How much more can the polar bear?
[For the rest of the debate, see “On ‘environmental catastrophism’: Ian Angus replies to Sam Gindin” and "‘Environmental catastrophism’: a response to Ian Angus [by Sam Gindin]"
By Ian Angus
Dear Sam Gindin,
I was pleased to receive and publishyour response to my article; the left can only gain from frank and open discussion of our differences. But I’m concerned that we’re spinning our wheels. As labour and green activist Terry Moore says in An activist comments on the "eco-catastrophism" debate, there has been “more heat than light and a lot of ‘talking past each other’ without real engaging on the key points being raised.”
By Sam Gindin
[This is a response to “On ‘environmental catastrophism’: Ian Angus replies to Sam Gindin”.]
July 28, 2014 – Links International Journal of Socialist Renewal -- The most critical question confronting anyone concerned with the environmental crisis is the political one: how to build a social force able to do something about it. The most important division among social activists is not between those who think an environmental collapse is imminent and those who think we will continue to stumble on in an ever uglier, degraded world.
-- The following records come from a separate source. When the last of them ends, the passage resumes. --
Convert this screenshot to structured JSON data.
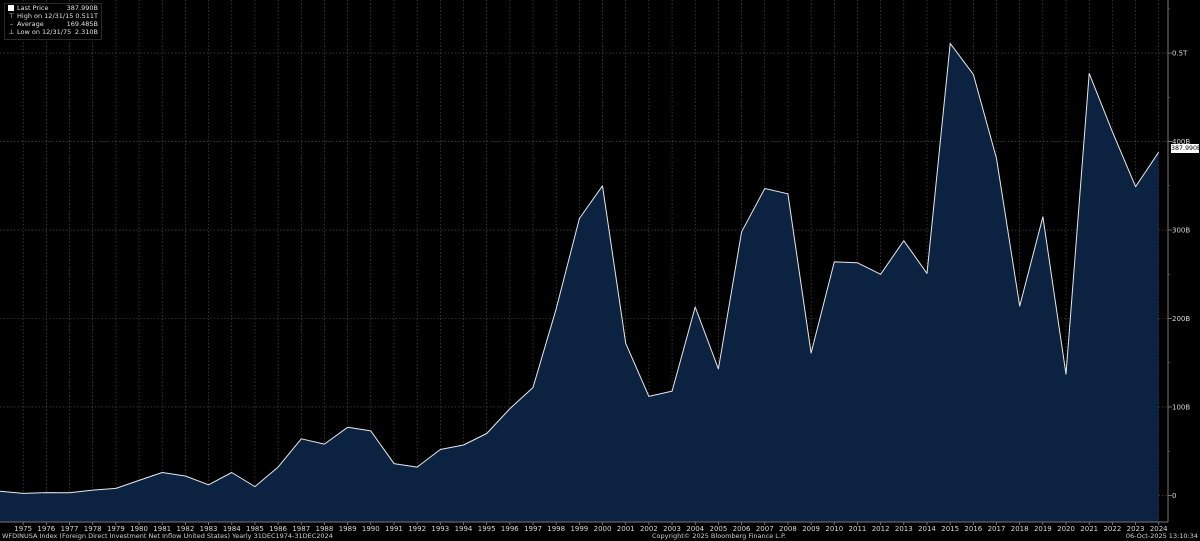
{
  "legend": {
    "last_price_label": "Last Price",
    "last_price_value": "387.990B",
    "high_label": "High on 12/31/15",
    "high_value": "0.511T",
    "average_label": "Average",
    "average_value": "169.485B",
    "low_label": "Low on 12/31/75",
    "low_value": "2.310B"
  },
  "last_value_tag": "387.990B",
  "footer": {
    "left": "WFDINUSA Index (Foreign Direct Investment Net Inflow United States) Yearly 31DEC1974-31DEC2024",
    "center": "Copyright© 2025 Bloomberg Finance L.P.",
    "right": "06-Oct-2025 13:10:34"
  },
  "colors": {
    "background": "#000000",
    "area_fill": "#0b2340",
    "line": "#e8e8e8",
    "grid": "#555555"
  },
  "chart_data": {
    "type": "area",
    "x": [
      1974,
      1975,
      1976,
      1977,
      1978,
      1979,
      1980,
      1981,
      1982,
      1983,
      1984,
      1985,
      1986,
      1987,
      1988,
      1989,
      1990,
      1991,
      1992,
      1993,
      1994,
      1995,
      1996,
      1997,
      1998,
      1999,
      2000,
      2001,
      2002,
      2003,
      2004,
      2005,
      2006,
      2007,
      2008,
      2009,
      2010,
      2011,
      2012,
      2013,
      2014,
      2015,
      2016,
      2017,
      2018,
      2019,
      2020,
      2021,
      2022,
      2023,
      2024
    ],
    "series": [
      {
        "values": [
          4.8,
          2.3,
          3.2,
          3.0,
          6.0,
          8.0,
          17.0,
          26.0,
          22.0,
          12.0,
          26.0,
          10.0,
          32.0,
          64.0,
          58.0,
          77.0,
          73.0,
          36.0,
          32.0,
          52.0,
          57.0,
          70.0,
          98.0,
          122.0,
          211.0,
          313.0,
          350.0,
          172.0,
          112.0,
          118.0,
          213.0,
          143.0,
          298.0,
          347.0,
          341.0,
          161.0,
          264.0,
          263.0,
          250.0,
          288.0,
          251.0,
          511.0,
          476.0,
          381.0,
          214.0,
          315.0,
          137.0,
          477.0,
          411.0,
          349.0,
          388.0
        ]
      }
    ],
    "x_tick_labels": [
      "1975",
      "1976",
      "1977",
      "1978",
      "1979",
      "1980",
      "1981",
      "1982",
      "1983",
      "1984",
      "1985",
      "1986",
      "1987",
      "1988",
      "1989",
      "1990",
      "1991",
      "1992",
      "1993",
      "1994",
      "1995",
      "1996",
      "1997",
      "1998",
      "1999",
      "2000",
      "2001",
      "2002",
      "2003",
      "2004",
      "2005",
      "2006",
      "2007",
      "2008",
      "2009",
      "2010",
      "2011",
      "2012",
      "2013",
      "2014",
      "2015",
      "2016",
      "2017",
      "2018",
      "2019",
      "2020",
      "2021",
      "2022",
      "2023",
      "2024"
    ],
    "y_ticks": [
      0,
      100,
      200,
      300,
      400,
      500
    ],
    "y_tick_labels": [
      "0",
      "100B",
      "200B",
      "300B",
      "400B",
      "0.5T"
    ],
    "y_unit": "B",
    "ylim": [
      -30,
      560
    ],
    "xlim": [
      1974,
      2024.4
    ],
    "grid": true,
    "y_axis_position": "right"
  }
}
It is between those who believe that personal recycling, technical fixes, market incentives and green jobs can solve the environmental crisis, and those who argue the solutions are necessarily much more radical, extending to a challenge to capitalism itself.
By Ian Angus
July 14, 2014 – Links International Journal of Socialist Renewal -- Last year in Monthly Review, I debated Eddie Yuen, an anarchist who believes it is a mistake for radicals to focus on telling the truth about the global environmental crisis, because “awareness of climate crisis does not necessarily lead to increased political engagement.” Not only can such awareness lead to apathy, he wrote, but “environmental catastrophism is very likely to be mobilized by economic and national elites to reinforce existing inequalities and expand enclosures, commodification, and militarization”.
I never expected to hear similar arguments from a Marxist, much less one I respect as much as Sam Gindin, a long-time leader of the labour movement in Canada, who is now an adjunct professor at York University and co-author of the Deutscher-prize winning book The Making of Global Capitalism.